Black and white Kodak metallic c-print photograph of a nude woman holding a gun to her head next to a male mannequin wearing glasses and reading a Market Week newspaper. Signed, dated, and editioned in the lower right corner. Edition 5/75. Currently hung in a complimentary black frame. From an Interview with the Artist about the Work: "I think a lot times women pick the perfect man. It doesn't even matter than they don't know his first of last name. They want to live this perfect house, join the country club and whatever. They wind up living alone. Because they're not choosing people for the right reason. You have to connect with people, but we end up objectifying each other."
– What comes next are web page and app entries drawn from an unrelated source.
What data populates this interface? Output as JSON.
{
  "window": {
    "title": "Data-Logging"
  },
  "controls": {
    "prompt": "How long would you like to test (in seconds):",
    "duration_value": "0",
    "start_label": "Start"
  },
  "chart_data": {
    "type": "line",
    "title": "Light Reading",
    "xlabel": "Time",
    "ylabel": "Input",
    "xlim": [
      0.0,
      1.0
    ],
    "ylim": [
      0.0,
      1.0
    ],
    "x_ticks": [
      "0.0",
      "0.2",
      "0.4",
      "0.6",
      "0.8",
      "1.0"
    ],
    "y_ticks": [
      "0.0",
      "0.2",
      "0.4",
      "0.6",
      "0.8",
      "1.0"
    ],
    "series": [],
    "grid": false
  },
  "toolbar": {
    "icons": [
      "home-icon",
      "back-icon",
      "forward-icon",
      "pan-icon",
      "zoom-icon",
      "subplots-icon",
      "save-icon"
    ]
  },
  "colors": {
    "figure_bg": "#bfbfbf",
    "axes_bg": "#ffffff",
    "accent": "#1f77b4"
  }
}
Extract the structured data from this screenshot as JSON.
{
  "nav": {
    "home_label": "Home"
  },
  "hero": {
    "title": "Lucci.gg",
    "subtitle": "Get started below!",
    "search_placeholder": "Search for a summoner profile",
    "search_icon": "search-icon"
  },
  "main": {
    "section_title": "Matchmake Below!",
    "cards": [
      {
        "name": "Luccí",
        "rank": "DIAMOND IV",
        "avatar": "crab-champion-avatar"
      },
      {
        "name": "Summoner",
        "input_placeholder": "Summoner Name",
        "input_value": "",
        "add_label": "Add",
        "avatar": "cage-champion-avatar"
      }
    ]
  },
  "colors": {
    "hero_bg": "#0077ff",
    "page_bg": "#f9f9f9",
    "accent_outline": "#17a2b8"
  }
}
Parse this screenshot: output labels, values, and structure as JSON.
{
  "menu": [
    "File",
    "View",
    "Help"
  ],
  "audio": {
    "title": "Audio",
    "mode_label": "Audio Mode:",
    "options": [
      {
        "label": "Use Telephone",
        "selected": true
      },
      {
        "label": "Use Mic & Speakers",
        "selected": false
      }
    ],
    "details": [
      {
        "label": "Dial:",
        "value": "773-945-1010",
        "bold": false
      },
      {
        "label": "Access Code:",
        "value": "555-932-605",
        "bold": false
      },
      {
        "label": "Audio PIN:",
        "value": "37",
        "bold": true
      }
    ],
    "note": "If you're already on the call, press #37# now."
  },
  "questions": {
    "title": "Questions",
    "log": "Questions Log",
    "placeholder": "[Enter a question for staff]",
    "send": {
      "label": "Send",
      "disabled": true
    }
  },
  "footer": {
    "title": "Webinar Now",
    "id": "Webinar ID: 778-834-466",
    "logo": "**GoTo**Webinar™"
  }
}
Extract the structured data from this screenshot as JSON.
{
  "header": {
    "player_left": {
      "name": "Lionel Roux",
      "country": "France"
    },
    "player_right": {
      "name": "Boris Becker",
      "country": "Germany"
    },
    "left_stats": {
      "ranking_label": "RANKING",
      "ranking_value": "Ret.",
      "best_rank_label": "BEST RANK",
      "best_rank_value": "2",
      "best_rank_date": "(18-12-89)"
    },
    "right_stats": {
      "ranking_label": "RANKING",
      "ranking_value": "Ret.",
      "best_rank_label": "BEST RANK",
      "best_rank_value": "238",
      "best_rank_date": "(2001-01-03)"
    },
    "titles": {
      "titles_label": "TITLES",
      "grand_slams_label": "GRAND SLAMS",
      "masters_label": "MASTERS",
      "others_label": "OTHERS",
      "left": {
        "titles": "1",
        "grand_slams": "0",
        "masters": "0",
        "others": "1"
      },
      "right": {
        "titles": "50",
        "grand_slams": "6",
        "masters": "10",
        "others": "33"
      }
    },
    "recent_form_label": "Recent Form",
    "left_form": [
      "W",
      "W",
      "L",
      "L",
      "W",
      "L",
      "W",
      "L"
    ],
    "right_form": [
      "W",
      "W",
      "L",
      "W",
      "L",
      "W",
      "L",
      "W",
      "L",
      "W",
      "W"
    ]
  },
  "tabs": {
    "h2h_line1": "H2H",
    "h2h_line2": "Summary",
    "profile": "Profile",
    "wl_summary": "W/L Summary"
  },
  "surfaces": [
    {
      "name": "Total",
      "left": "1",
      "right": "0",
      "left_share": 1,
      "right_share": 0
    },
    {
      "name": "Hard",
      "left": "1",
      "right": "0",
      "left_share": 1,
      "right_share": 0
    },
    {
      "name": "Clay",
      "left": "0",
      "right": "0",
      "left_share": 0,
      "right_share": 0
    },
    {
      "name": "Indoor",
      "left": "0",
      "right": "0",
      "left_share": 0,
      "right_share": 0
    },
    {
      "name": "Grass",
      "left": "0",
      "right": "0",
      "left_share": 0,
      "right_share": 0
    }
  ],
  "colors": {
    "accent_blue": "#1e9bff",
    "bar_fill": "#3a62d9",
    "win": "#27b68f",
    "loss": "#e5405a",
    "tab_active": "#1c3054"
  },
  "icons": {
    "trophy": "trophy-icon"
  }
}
Born in New Orleans, Jay Rusovich is a contemporary fine art and portrait photographer and published author. He received his degrees from Tulane University and Exeter College, Oxford. After a decades long career as a freelance commercial photographer and writer representing a diverse range of clients including Saachi & Saachi, Harper Collins Publishing, Sony Entertainment, Universal Pictures, EAS Corporation, Continental Airlines, Anadarko Petroleum Corporation and many more, he turned his attention to fine art. Soon, he began participating in countless exhibitions throughout the United States, both group and solo. He has lived and worked in London, New York City and Los Angeles, and currently resides in Houston, Texas. “My career started in the days of film before everyone with a cell phone was a photographer. In those days photography was a highly respected field, and just a few handful of shooters in the major metro areas were doing all of the work. No wonder we were paid so well. I travelled the world with assistants, working on a freelance basis for the widest spectrum of clients. One day it was an energy company, the next a bank. It didn’t matter. My job was to shoot on a dime and that’s what I did. Rarely was there any advance planning. I had to hit the ground running. We all got used to that. It’s how I learned. How we all learned. On my very first assignment I winged it and somehow got paid. That was my ticket forward. My validation. To this day I have never taken a single class in photography. In those days, the field was physically taxing, like manual labor, really. I’d be shooting while someone was loading film backs. That was the main reason for assistants in the field. To load backs. Polaroid test sheets would litter the floors wherever we happened to be, and chemicals were all over the place. It was messy business. And if the client needed aerials, I had to get in a chopper with a gyroscope, and, as usual, one or two assistants. There were no drones to do all of this for us. If it was a jungle, same thing, choppers and assistants crammed into these treacherous machines, some of which looked like they were far older that I was at the time. Photographers were expected to know what they were doing no matter what was asked, so like veterans of foreign wars, we learned or died trying. And speaking of dying, there were the hot zones around the world that carried State Department travel warnings. Most of the time we were flown in private jets that landed in the dead of the night, as we were taken to secure zones by French Foreign Legion soldiers carrying automatic weapons. People these days can’t fathom all of this because there is very little of it left. My industry changed radically with the advances in technology, so as digital innovations marched forward at stunning velocity, our day rates fell. I could elaborate here, but you can follow this to its logical conclusion. To wrap things up in this business, I signed some large publishing contracts and shot fitness magazines, movie posters and books until retiring from commercial work altogether in 2005. At this point forward I focused on fine art and book writing. To this day nothing has changed I’m quite happy to report.” Rusovich exhibits throughout Texas, as well as Art Basel in Miami Beach. Most recently, Mr. Rusovich was among a select few photographers chosen by a panel of international curators and art critics to appear in Erotic Signature’s latest compendium, “The World’s Greatest Erotic Art of Today,” volume 6, published in 2015. He is also a regular participant in the international recognized Dallas and Houston Art Fairs.
Dimensions With Frame
H 40.75 in. x W 48.25 in. x D 1.5 in.
Dimensions Without Frame
H 32 in. x W 39 in.